G.W. Bailey: If I may say, one of the things the writers do so well, and I think the actors do so well, is they don't play the end of the piece. The last episode of the summer season was a great example. You don't get any darker than this. One of our squad members has likely been killed. Many people have been killed, these boys. Yet, toward the beginning of it, we're playing the moment. We're not playing the end of the piece. We're not playing, 'Oh this is some heavy drama, this is where we're going.' We're playing, again, I go back to this defecation thing. We find out that this kid, the only trouble he's ever been in was he defecated on the principal's desk. How can you not get that information and not think it's funny? You play the reality of the moment that's there. You don't play where it's going to be.
James Duff: Yeah. That's one of the things that I have to say is we don't play comedy, and we don't play drama. We play the action and people get to react to it however they want. Some people laugh out loud and some people smile and some people don't get it. Sometimes criminals, the reason we catch criminals is they're so incredibly stupid, for the most part. Every now and then, we play that. We have some stupid criminals. There's a great story that Mike Birchem tells, our homicide detective, about a guy who was so dumb and he wasn't answering the question and he pointed at a Xerox machine across the room and asked the guy, 'Do you know what that is?' He said, 'No.' He said, 'It's a lie detector, come on.' He put his face down on the Xerox machine and asked him the question and when the paper came out he showed him the shadow of his face created by the Xerox and he said, 'Look. It says you're lying.' And the guy broke down and told him the truth. Now, we can't do that, because the audience won't believe that. But it's hysterically funny.
G.W. Bailey: If Provenza gets that scene, I'm not going to use his face (Laughs).
So what's the update on the spin-off?
James Duff: Oh, I actually have it up on my computer. I'm working on the story right now and hopefully we'll have something to discuss at the end of this month.
You have a lot of guest stars, so James, do you get a guest star and then write a script around who you've got, or do you write the role and then look for whoever would fit that role?
James Duff: Well, I will say that I wrote Brenda's parents specifically for Frances Sternhagen and Barry Corbin. Other than that, other than family members who will recur, we never know. We write for the part and then we go out and find the very best actors we can find to play those roles. You would be surprised how many extremely talented people are wandering around Hollywood without a job at any given moment. We have gotten some of the very best actors. Also, the roles, the way they're written and because they get a chance to work with this cast and Kyra, we've drawn some really good actors out.
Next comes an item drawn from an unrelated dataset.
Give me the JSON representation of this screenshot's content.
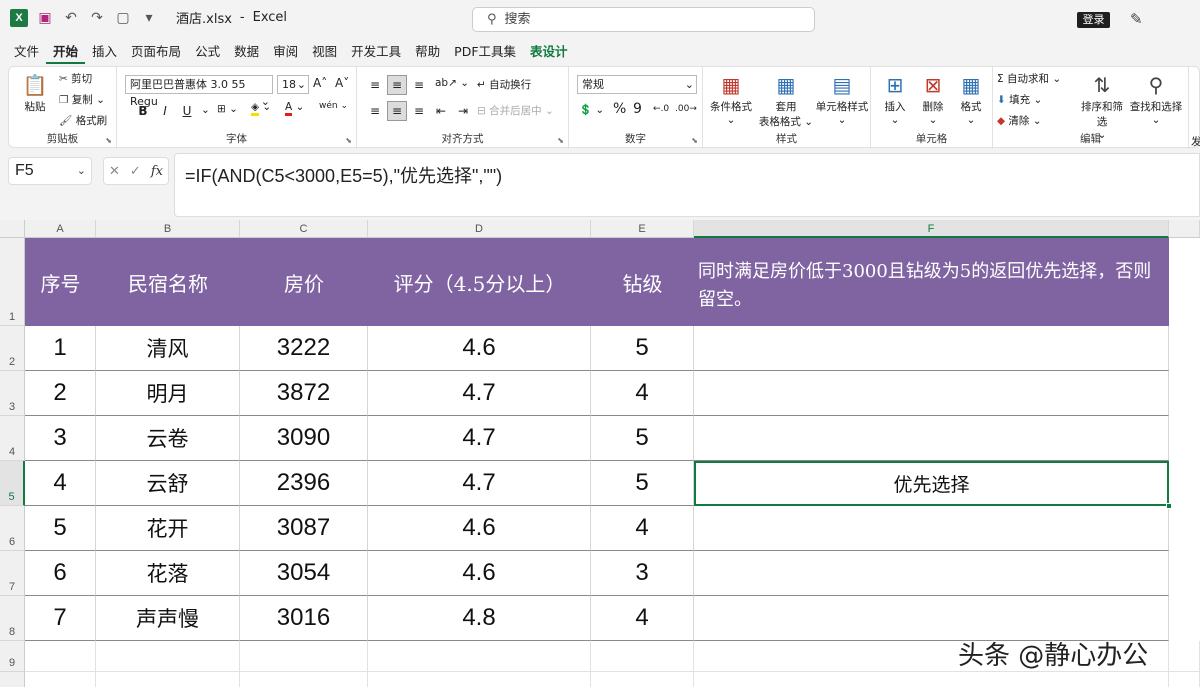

Oh my God. This season alone we have Frances Sternhagen and Barry Corbin but then also Jennifer Coolidge and Daniel Baldwin. There are too many to mention all of them, but we have some fantastic guest stars.
The Closer returns with five brand new episodes starting on Monday, January 26 at 9 PM ET only on TNT.